to liaise with their designated tutor at any time for any issues concerning their
progress and learning.
Formative feedback is provided on draft assignments to take forward to the final
Peer support and networking is facilitated in the group by the use of virtual learning
environment (VLE) and collaborative projects.
Participants are all inducted on the use of the library and information services, and of
the VLE operating system.
A Pre-programme letter sent from the Programme Leader outlining the programme
structure, content and resources.
Methods for evaluating and improving the programme
Mechanisms for review and evaluation of teaching, learning, assessment, the
curriculum and outcome standards include:
 Module evaluation by participants
 Termly meetings of the Programme Committee including student
 Annual programme review prepared by programme team and considered by
Faculty learning and teaching committee
 Periodic programme review and revalidation involving external panel member
 Staff review and development
 External examiner reports
Programme structures and requirements, levels, modules, credits and awards
The PGDipSSRM comprises four related modules:
Developing Research Questions
(FIOER195B Module 1: Developing Research Questions
Face-to-face supported by asynchronous online discussion
10 Wednesday evenings
30 Credits
(Jan Start)
Methods of Investigation
30 Credits
(FIOER205B Module 2: Methods of Investigation
(March Start)
Synchronous online sessions on Wednesday evenings supported by prompts from
tutors.
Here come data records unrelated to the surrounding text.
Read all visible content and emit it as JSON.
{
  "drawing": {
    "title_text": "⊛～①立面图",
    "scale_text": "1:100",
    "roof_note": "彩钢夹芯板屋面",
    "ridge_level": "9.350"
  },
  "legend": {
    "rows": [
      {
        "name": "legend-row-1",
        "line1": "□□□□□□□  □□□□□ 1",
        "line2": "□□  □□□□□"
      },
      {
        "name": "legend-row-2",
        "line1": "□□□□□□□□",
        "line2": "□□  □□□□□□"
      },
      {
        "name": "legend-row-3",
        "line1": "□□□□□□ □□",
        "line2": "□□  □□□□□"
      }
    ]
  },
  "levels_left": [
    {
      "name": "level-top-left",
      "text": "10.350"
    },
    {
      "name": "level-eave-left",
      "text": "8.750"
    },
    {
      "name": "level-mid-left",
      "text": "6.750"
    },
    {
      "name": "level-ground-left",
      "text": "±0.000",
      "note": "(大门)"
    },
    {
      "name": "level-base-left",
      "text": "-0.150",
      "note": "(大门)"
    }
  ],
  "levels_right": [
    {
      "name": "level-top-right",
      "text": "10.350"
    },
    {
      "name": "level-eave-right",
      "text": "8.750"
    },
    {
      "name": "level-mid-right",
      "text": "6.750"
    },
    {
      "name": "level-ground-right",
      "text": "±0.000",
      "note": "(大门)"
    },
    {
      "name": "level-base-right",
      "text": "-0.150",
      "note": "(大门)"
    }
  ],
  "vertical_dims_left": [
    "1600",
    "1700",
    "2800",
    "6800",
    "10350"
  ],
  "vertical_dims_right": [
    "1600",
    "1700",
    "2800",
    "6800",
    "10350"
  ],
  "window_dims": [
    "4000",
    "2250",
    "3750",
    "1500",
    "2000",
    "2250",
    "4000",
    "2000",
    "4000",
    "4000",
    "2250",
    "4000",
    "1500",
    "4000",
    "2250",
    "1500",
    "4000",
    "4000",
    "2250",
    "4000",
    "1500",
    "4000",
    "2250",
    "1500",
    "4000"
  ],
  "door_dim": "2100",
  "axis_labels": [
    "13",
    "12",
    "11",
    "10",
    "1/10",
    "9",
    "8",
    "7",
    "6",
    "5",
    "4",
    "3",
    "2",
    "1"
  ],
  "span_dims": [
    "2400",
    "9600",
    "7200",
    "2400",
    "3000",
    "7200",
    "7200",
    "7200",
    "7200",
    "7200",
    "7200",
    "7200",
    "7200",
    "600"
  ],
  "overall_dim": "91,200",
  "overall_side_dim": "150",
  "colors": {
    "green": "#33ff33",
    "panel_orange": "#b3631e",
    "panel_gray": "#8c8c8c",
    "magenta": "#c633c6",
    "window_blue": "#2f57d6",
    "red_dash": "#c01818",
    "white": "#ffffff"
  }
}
Students also undertake a research placement – this is ‘fluid’ in that
depending on the stage of the research placement students are attached to will
depend on the mode of attendance and participation
Designing a Research Study
30 Credits
FIOER215B Module 3: Designing a Research Study
(May Start)
First and last sessions are f2f and the middle eight are online as above for Module 2.
Again, all sessions are on Wednesday evenings
Developing a Research Proposal
(FIOER185B Module 4: Developing a Research Proposal
All sessions are f2f.
30 Credits
(July Start)
In addition, students may wish to take a quantitative data analysis course. Two
options are available: either 10 face-to-face day time sessions run across two weeks
during May or a ten-week face-to-face evening course on consecutive Thursday
evenings in the autumn term.
ECTS: The Institute of Education uses the European Credit Transfer and
Accumulation System (ECTS), as a guide to support periods of study undertaken
abroad and to assist student mobility. Currently it is assumed that two UK credits
equate to one ECTS. Therefore a module of 30 credits would typically equate to 15
ECTS credits.
Mode of study
The programme is full time – attendance spans from January-August with no breaks
for academic terms and final assessment is in October with exam board being held
in December.
Language of study
The UCL Institute of Education teaches and assesses participants through the
medium of the English language. Competence in English language is required of all
applicants. Programme regulations may indicate the level of competence required of
each applicant and may make its achievement a condition of admission
Indicators of quality and standards
progression to higher level award programmes;
success in securing scholarships for research degrees;
promotion to management or higher level roles in their place of work – in
particular, taking responsibility for research;
programme participants teaching other practitioners in their own institutions or
on a regional or national basis;
participation in continuing professional development programmes;
publication of outstanding work in peer reviewed journals;
external examiner’s appraisal of how standards compare with other
Date at which the programme specification was written or revised. Initials of
27 April 2016 ST